Modeling the evolution of the US opioid crisis for national policy development

June 1, 2022

Published in the Proceedings of the National Academy of Sciences (PNAS)

Link to the full text
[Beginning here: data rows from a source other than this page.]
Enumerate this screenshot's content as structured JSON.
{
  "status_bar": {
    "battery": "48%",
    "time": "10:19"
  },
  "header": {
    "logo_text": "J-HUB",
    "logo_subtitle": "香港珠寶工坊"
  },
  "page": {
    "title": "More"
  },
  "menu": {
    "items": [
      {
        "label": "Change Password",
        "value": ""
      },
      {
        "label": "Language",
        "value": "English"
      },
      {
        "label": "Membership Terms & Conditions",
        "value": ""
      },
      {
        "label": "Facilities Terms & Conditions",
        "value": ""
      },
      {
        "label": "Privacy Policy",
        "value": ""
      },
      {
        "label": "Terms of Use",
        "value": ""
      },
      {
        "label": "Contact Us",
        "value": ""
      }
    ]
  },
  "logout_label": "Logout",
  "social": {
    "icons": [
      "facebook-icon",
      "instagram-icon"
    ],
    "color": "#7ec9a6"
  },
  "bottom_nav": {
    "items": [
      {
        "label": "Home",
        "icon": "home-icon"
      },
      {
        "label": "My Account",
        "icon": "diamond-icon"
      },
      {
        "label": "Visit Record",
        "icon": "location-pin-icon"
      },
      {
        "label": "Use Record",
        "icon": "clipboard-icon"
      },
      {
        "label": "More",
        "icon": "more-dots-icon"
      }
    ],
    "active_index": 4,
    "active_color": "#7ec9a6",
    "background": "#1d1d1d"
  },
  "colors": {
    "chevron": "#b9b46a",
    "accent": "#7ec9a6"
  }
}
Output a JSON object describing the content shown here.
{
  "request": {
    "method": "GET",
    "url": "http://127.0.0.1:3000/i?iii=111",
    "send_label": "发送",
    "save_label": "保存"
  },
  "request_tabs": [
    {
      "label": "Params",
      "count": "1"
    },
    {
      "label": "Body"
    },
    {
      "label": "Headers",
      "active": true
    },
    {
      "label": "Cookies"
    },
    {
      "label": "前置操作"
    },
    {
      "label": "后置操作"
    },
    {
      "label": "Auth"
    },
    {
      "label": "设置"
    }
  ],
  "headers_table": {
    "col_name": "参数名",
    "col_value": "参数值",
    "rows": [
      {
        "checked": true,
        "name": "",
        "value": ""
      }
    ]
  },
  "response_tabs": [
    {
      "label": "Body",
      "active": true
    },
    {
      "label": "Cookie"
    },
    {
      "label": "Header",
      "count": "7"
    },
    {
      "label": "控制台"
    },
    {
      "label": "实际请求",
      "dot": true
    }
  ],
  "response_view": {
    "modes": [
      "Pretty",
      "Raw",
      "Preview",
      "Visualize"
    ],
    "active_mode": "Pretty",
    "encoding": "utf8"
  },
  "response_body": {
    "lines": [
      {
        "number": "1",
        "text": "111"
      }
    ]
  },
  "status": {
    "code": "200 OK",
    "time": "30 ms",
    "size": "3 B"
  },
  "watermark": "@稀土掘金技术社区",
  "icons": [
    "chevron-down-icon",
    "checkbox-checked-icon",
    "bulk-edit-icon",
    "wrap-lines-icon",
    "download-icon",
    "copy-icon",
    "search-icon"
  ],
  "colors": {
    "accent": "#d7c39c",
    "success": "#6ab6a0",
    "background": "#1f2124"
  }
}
The opioid crisis is a major public health challenge in the United States, killing about 70,000 people in 2020 alone. Long delays and feedbacks between policy actions and their effects on drug-use behavior create dynamic complexity, complicating policy decision-making. In 2017, the National Academies of Sciences, Engineering, and Medicine called for a quantitative systems model to help understand and address this complexity and guide policy decisions. Here, we present SOURCE (Simulation of Opioid Use, Response, Consequences, and Effects), a dynamic simulation model developed in response to that charge. SOURCE tracks the US population aged ≥12 y through the stages of prescription and illicit opioid (e.g., heroin, illicit fentanyl) misuse and use disorder, addiction treatment, remission, and overdose death. Using data spanning from 1999 to 2020, we highlight how risks of drug use initiation and overdose have evolved in response to essential endogenous feedback mechanisms, including: 1) social influence on drug use initiation and escalation among people who use opioids; 2) risk perception and response based on overdose mortality, influencing potential new initiates; and 3) capacity limits on treatment engagement; as well as other drivers, such as 4) supply-side changes in prescription opioid and heroin availability; and 5) the competing influences of illicit fentanyl and overdose death prevention efforts. Our estimates yield a more nuanced understanding of the historical trajectory of the crisis, providing a basis for projecting future scenarios and informing policy planning.